[TASK REQUIREMENTS] Would you restate each line of the data below word for word, without its pictures?
START EXTRACTED INFORMATION
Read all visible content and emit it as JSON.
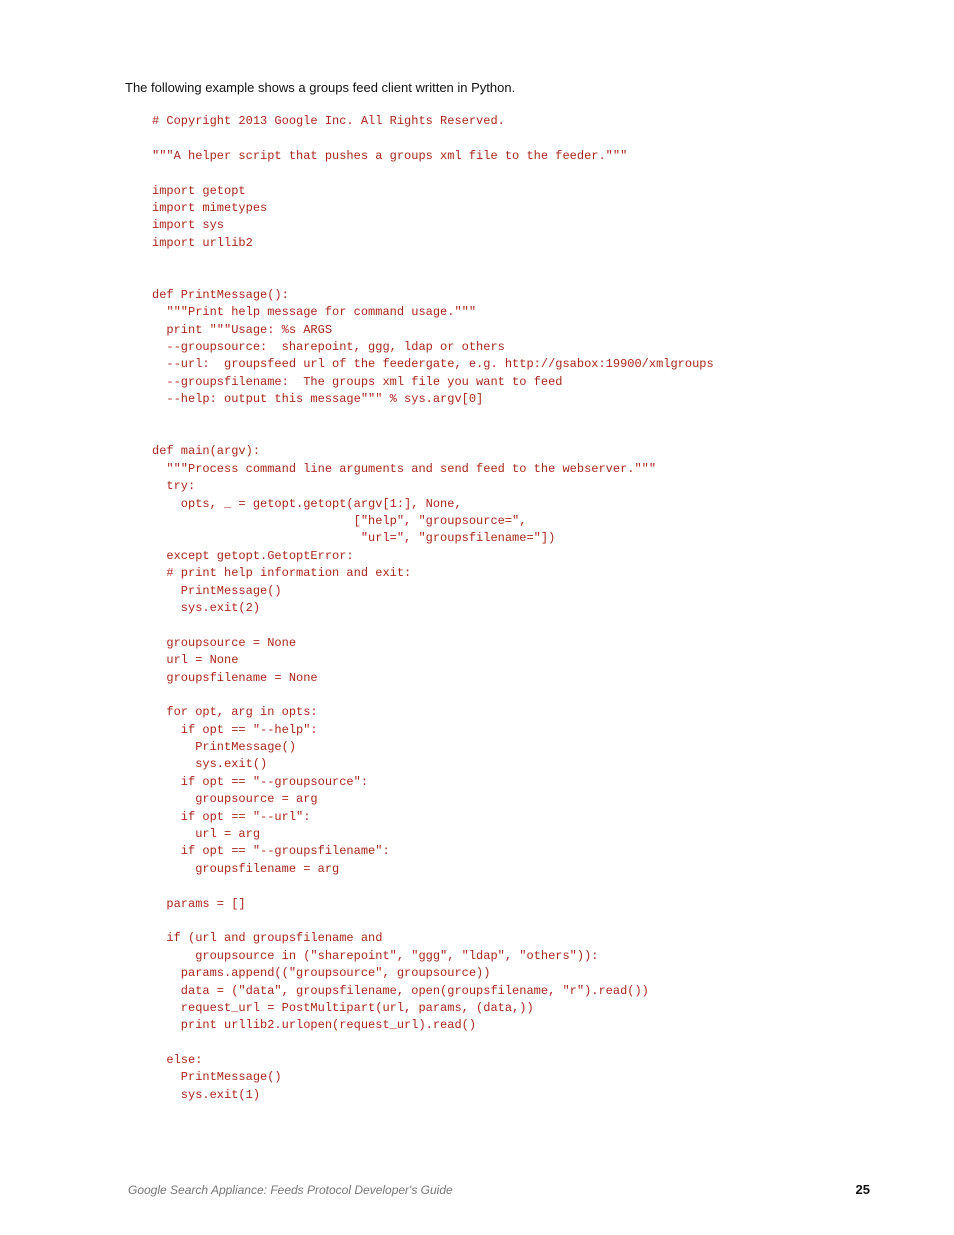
{
  "intro": "The following example shows a groups feed client written in Python.",
  "code": "# Copyright 2013 Google Inc. All Rights Reserved.\n\n\"\"\"A helper script that pushes a groups xml file to the feeder.\"\"\"\n\nimport getopt\nimport mimetypes\nimport sys\nimport urllib2\n\n\ndef PrintMessage():\n  \"\"\"Print help message for command usage.\"\"\"\n  print \"\"\"Usage: %s ARGS\n  --groupsource:  sharepoint, ggg, ldap or others\n  --url:  groupsfeed url of the feedergate, e.g. http://gsabox:19900/xmlgroups\n  --groupsfilename:  The groups xml file you want to feed\n  --help: output this message\"\"\" % sys.argv[0]\n\n\ndef main(argv):\n  \"\"\"Process command line arguments and send feed to the webserver.\"\"\"\n  try:\n    opts, _ = getopt.getopt(argv[1:], None,\n                            [\"help\", \"groupsource=\",\n                             \"url=\", \"groupsfilename=\"])\n  except getopt.GetoptError:\n  # print help information and exit:\n    PrintMessage()\n    sys.exit(2)\n\n  groupsource = None\n  url = None\n  groupsfilename = None\n\n  for opt, arg in opts:\n    if opt == \"--help\":\n      PrintMessage()\n      sys.exit()\n    if opt == \"--groupsource\":\n      groupsource = arg\n    if opt == \"--url\":\n      url = arg\n    if opt == \"--groupsfilename\":\n      groupsfilename = arg\n\n  params = []\n\n  if (url and groupsfilename and\n      groupsource in (\"sharepoint\", \"ggg\", \"ldap\", \"others\")):\n    params.append((\"groupsource\", groupsource))\n    data = (\"data\", groupsfilename, open(groupsfilename, \"r\").read())\n    request_url = PostMultipart(url, params, (data,))\n    print urllib2.urlopen(request_url).read()\n\n  else:\n    PrintMessage()\n    sys.exit(1)",
  "footer": {
    "title": "Google Search Appliance: Feeds Protocol Developer's Guide",
    "page": "25"
  }
}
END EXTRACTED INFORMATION
[ANSWER FOR THE TASK]
Read all visible content and emit it as JSON.
{
  "intro": "The following example shows a groups feed client written in Python.",
  "code": "# Copyright 2013 Google Inc. All Rights Reserved.\n\n\"\"\"A helper script that pushes a groups xml file to the feeder.\"\"\"\n\nimport getopt\nimport mimetypes\nimport sys\nimport urllib2\n\n\ndef PrintMessage():\n  \"\"\"Print help message for command usage.\"\"\"\n  print \"\"\"Usage: %s ARGS\n  --groupsource:  sharepoint, ggg, ldap or others\n  --url:  groupsfeed url of the feedergate, e.g. http://gsabox:19900/xmlgroups\n  --groupsfilename:  The groups xml file you want to feed\n  --help: output this message\"\"\" % sys.argv[0]\n\n\ndef main(argv):\n  \"\"\"Process command line arguments and send feed to the webserver.\"\"\"\n  try:\n    opts, _ = getopt.getopt(argv[1:], None,\n                            [\"help\", \"groupsource=\",\n                             \"url=\", \"groupsfilename=\"])\n  except getopt.GetoptError:\n  # print help information and exit:\n    PrintMessage()\n    sys.exit(2)\n\n  groupsource = None\n  url = None\n  groupsfilename = None\n\n  for opt, arg in opts:\n    if opt == \"--help\":\n      PrintMessage()\n      sys.exit()\n    if opt == \"--groupsource\":\n      groupsource = arg\n    if opt == \"--url\":\n      url = arg\n    if opt == \"--groupsfilename\":\n      groupsfilename = arg\n\n  params = []\n\n  if (url and groupsfilename and\n      groupsource in (\"sharepoint\", \"ggg\", \"ldap\", \"others\")):\n    params.append((\"groupsource\", groupsource))\n    data = (\"data\", groupsfilename, open(groupsfilename, \"r\").read())\n    request_url = PostMultipart(url, params, (data,))\n    print urllib2.urlopen(request_url).read()\n\n  else:\n    PrintMessage()\n    sys.exit(1)",
  "footer": {
    "title": "Google Search Appliance: Feeds Protocol Developer's Guide",
    "page": "25"
  }
}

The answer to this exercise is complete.